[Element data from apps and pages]
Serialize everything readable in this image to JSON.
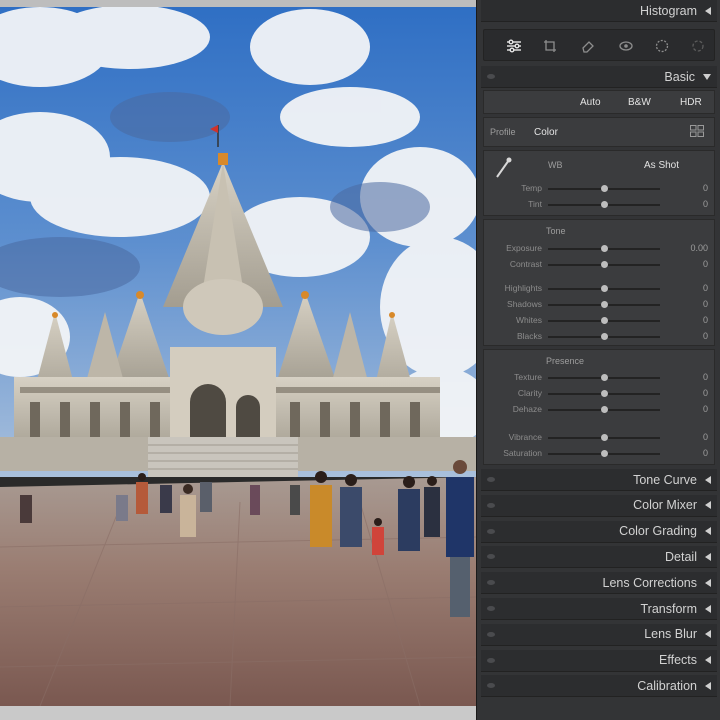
{
  "panel": {
    "histogram_label": "Histogram",
    "basic_label": "Basic",
    "treatment": {
      "auto": "Auto",
      "bw": "B&W",
      "hdr": "HDR"
    },
    "profile": {
      "label": "Profile",
      "value": "Color"
    },
    "wb": {
      "label": "WB",
      "value": "As Shot"
    },
    "sliders_wb": [
      {
        "label": "Temp",
        "value": "0",
        "level": 0.5
      },
      {
        "label": "Tint",
        "value": "0",
        "level": 0.5
      }
    ],
    "tone_label": "Tone",
    "sliders_tone": [
      {
        "label": "Exposure",
        "value": "0.00",
        "level": 0.5
      },
      {
        "label": "Contrast",
        "value": "0",
        "level": 0.5
      },
      {
        "label": "Highlights",
        "value": "0",
        "level": 0.5
      },
      {
        "label": "Shadows",
        "value": "0",
        "level": 0.5
      },
      {
        "label": "Whites",
        "value": "0",
        "level": 0.5
      },
      {
        "label": "Blacks",
        "value": "0",
        "level": 0.5
      }
    ],
    "presence_label": "Presence",
    "sliders_presence": [
      {
        "label": "Texture",
        "value": "0",
        "level": 0.5
      },
      {
        "label": "Clarity",
        "value": "0",
        "level": 0.5
      },
      {
        "label": "Dehaze",
        "value": "0",
        "level": 0.5
      },
      {
        "label": "Vibrance",
        "value": "0",
        "level": 0.5
      },
      {
        "label": "Saturation",
        "value": "0",
        "level": 0.5
      }
    ],
    "sections": [
      "Tone Curve",
      "Color Mixer",
      "Color Grading",
      "Detail",
      "Lens Corrections",
      "Transform",
      "Lens Blur",
      "Effects",
      "Calibration"
    ],
    "tools": [
      "edit-sliders-icon",
      "crop-rotate-icon",
      "eraser-icon",
      "redeye-icon",
      "masking-icon",
      "presets-icon"
    ]
  }
}
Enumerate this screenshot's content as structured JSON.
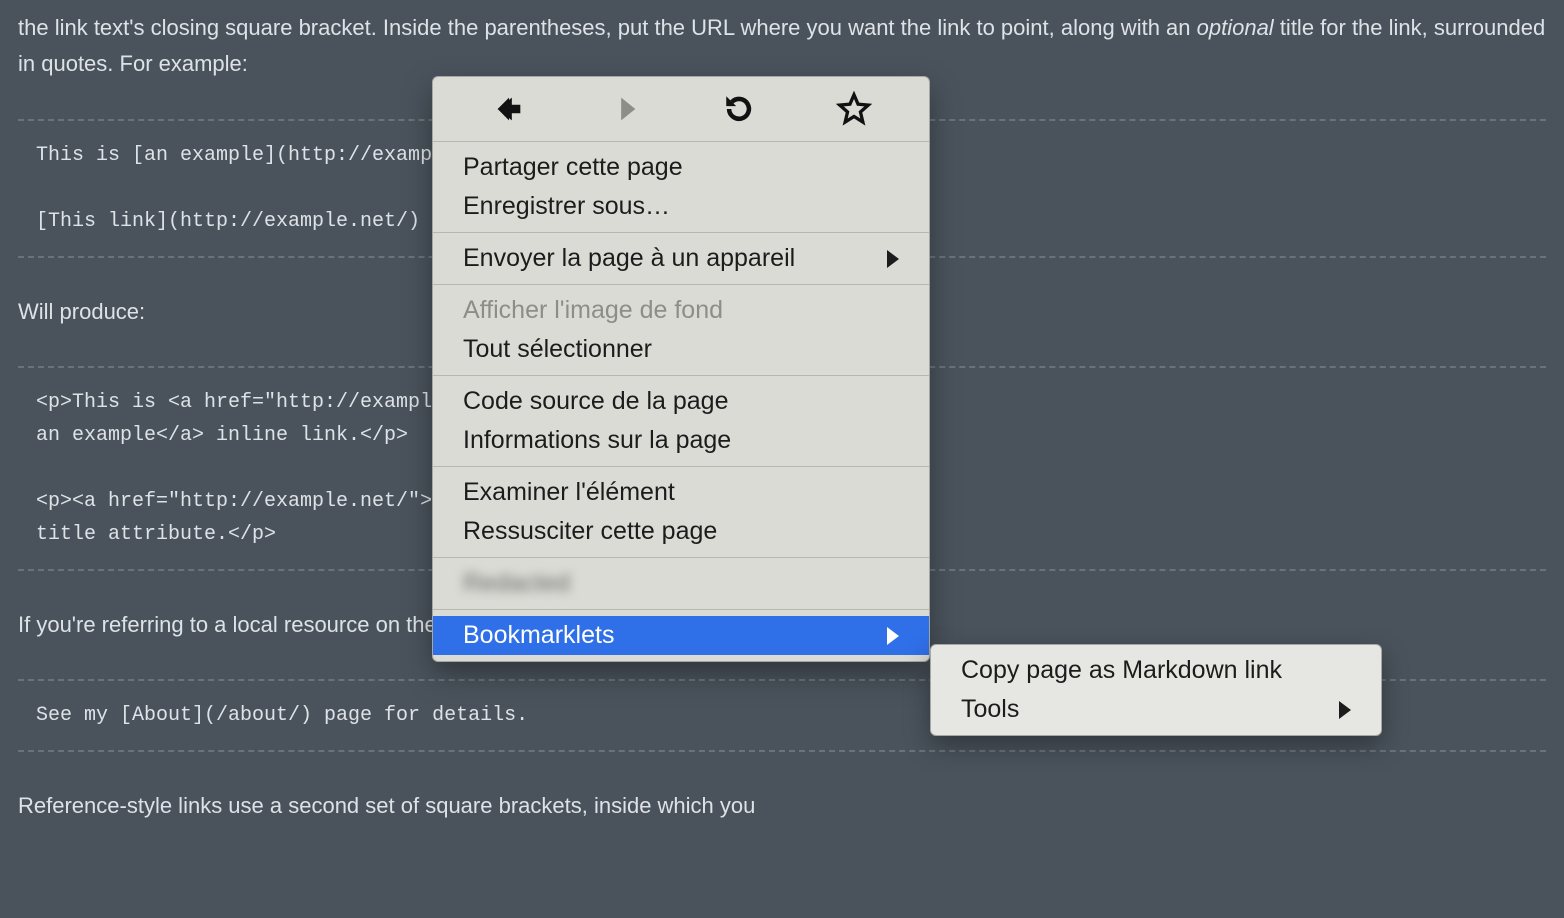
{
  "page": {
    "p1_a": "the link text's closing square bracket. Inside the parentheses, put the URL where you want the link to point, along with an ",
    "p1_em": "optional",
    "p1_b": " title for the link, surrounded in quotes. For example:",
    "code1": "This is [an example](http://example.com/ \"Title\") inline link.\n\n[This link](http://example.net/) has no title attribute.",
    "p2": "Will produce:",
    "code2": "<p>This is <a href=\"http://example.com/\" title=\"Title\">\nan example</a> inline link.</p>\n\n<p><a href=\"http://example.net/\">This link</a> has no\ntitle attribute.</p>",
    "p3": "If you're referring to a local resource on the same server, you can use relative paths:",
    "code3": "See my [About](/about/) page for details.",
    "p4": "Reference-style links use a second set of square brackets, inside which you"
  },
  "contextMenu": {
    "toolbar": {
      "back": "back-arrow",
      "forward": "forward-arrow",
      "reload": "reload",
      "bookmark": "star"
    },
    "groups": [
      {
        "items": [
          {
            "label": "Partager cette page",
            "chev": false,
            "disabled": false
          },
          {
            "label": "Enregistrer sous…",
            "chev": false,
            "disabled": false
          }
        ]
      },
      {
        "items": [
          {
            "label": "Envoyer la page à un appareil",
            "chev": true,
            "disabled": false
          }
        ]
      },
      {
        "items": [
          {
            "label": "Afficher l'image de fond",
            "chev": false,
            "disabled": true
          },
          {
            "label": "Tout sélectionner",
            "chev": false,
            "disabled": false
          }
        ]
      },
      {
        "items": [
          {
            "label": "Code source de la page",
            "chev": false,
            "disabled": false
          },
          {
            "label": "Informations sur la page",
            "chev": false,
            "disabled": false
          }
        ]
      },
      {
        "items": [
          {
            "label": "Examiner l'élément",
            "chev": false,
            "disabled": false
          },
          {
            "label": "Ressusciter cette page",
            "chev": false,
            "disabled": false
          }
        ]
      },
      {
        "items": [
          {
            "label": "Redacted",
            "chev": false,
            "disabled": false,
            "blurred": true
          }
        ]
      },
      {
        "items": [
          {
            "label": "Bookmarklets",
            "chev": true,
            "disabled": false,
            "selected": true
          }
        ]
      }
    ]
  },
  "submenu": {
    "items": [
      {
        "label": "Copy page as Markdown link",
        "chev": false
      },
      {
        "label": "Tools",
        "chev": true
      }
    ]
  }
}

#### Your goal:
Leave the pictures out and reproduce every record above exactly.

#### Response:
Serialize everything readable in this image to JSON.
{
  "panel": {
    "histogram_label": "Histogram",
    "basic_label": "Basic",
    "treatment": {
      "auto": "Auto",
      "bw": "B&W",
      "hdr": "HDR"
    },
    "profile": {
      "label": "Profile",
      "value": "Color"
    },
    "wb": {
      "label": "WB",
      "value": "As Shot"
    },
    "sliders_wb": [
      {
        "label": "Temp",
        "value": "0",
        "level": 0.5
      },
      {
        "label": "Tint",
        "value": "0",
        "level": 0.5
      }
    ],
    "tone_label": "Tone",
    "sliders_tone": [
      {
        "label": "Exposure",
        "value": "0.00",
        "level": 0.5
      },
      {
        "label": "Contrast",
        "value": "0",
        "level": 0.5
      },
      {
        "label": "Highlights",
        "value": "0",
        "level": 0.5
      },
      {
        "label": "Shadows",
        "value": "0",
        "level": 0.5
      },
      {
        "label": "Whites",
        "value": "0",
        "level": 0.5
      },
      {
        "label": "Blacks",
        "value": "0",
        "level": 0.5
      }
    ],
    "presence_label": "Presence",
    "sliders_presence": [
      {
        "label": "Texture",
        "value": "0",
        "level": 0.5
      },
      {
        "label": "Clarity",
        "value": "0",
        "level": 0.5
      },
      {
        "label": "Dehaze",
        "value": "0",
        "level": 0.5
      },
      {
        "label": "Vibrance",
        "value": "0",
        "level": 0.5
      },
      {
        "label": "Saturation",
        "value": "0",
        "level": 0.5
      }
    ],
    "sections": [
      "Tone Curve",
      "Color Mixer",
      "Color Grading",
      "Detail",
      "Lens Corrections",
      "Transform",
      "Lens Blur",
      "Effects",
      "Calibration"
    ],
    "tools": [
      "edit-sliders-icon",
      "crop-rotate-icon",
      "eraser-icon",
      "redeye-icon",
      "masking-icon",
      "presets-icon"
    ]
  }
}
Enumerate this screenshot's content as structured JSON.
{
  "page": {
    "p1_a": "the link text's closing square bracket. Inside the parentheses, put the URL where you want the link to point, along with an ",
    "p1_em": "optional",
    "p1_b": " title for the link, surrounded in quotes. For example:",
    "code1": "This is [an example](http://example.com/ \"Title\") inline link.\n\n[This link](http://example.net/) has no title attribute.",
    "p2": "Will produce:",
    "code2": "<p>This is <a href=\"http://example.com/\" title=\"Title\">\nan example</a> inline link.</p>\n\n<p><a href=\"http://example.net/\">This link</a> has no\ntitle attribute.</p>",
    "p3": "If you're referring to a local resource on the same server, you can use relative paths:",
    "code3": "See my [About](/about/) page for details.",
    "p4": "Reference-style links use a second set of square brackets, inside which you"
  },
  "contextMenu": {
    "toolbar": {
      "back": "back-arrow",
      "forward": "forward-arrow",
      "reload": "reload",
      "bookmark": "star"
    },
    "groups": [
      {
        "items": [
          {
            "label": "Partager cette page",
            "chev": false,
            "disabled": false
          },
          {
            "label": "Enregistrer sous…",
            "chev": false,
            "disabled": false
          }
        ]
      },
      {
        "items": [
          {
            "label": "Envoyer la page à un appareil",
            "chev": true,
            "disabled": false
          }
        ]
      },
      {
        "items": [
          {
            "label": "Afficher l'image de fond",
            "chev": false,
            "disabled": true
          },
          {
            "label": "Tout sélectionner",
            "chev": false,
            "disabled": false
          }
        ]
      },
      {
        "items": [
          {
            "label": "Code source de la page",
            "chev": false,
            "disabled": false
          },
          {
            "label": "Informations sur la page",
            "chev": false,
            "disabled": false
          }
        ]
      },
      {
        "items": [
          {
            "label": "Examiner l'élément",
            "chev": false,
            "disabled": false
          },
          {
            "label": "Ressusciter cette page",
            "chev": false,
            "disabled": false
          }
        ]
      },
      {
        "items": [
          {
            "label": "Redacted",
            "chev": false,
            "disabled": false,
            "blurred": true
          }
        ]
      },
      {
        "items": [
          {
            "label": "Bookmarklets",
            "chev": true,
            "disabled": false,
            "selected": true
          }
        ]
      }
    ]
  },
  "submenu": {
    "items": [
      {
        "label": "Copy page as Markdown link",
        "chev": false
      },
      {
        "label": "Tools",
        "chev": true
      }
    ]
  }
}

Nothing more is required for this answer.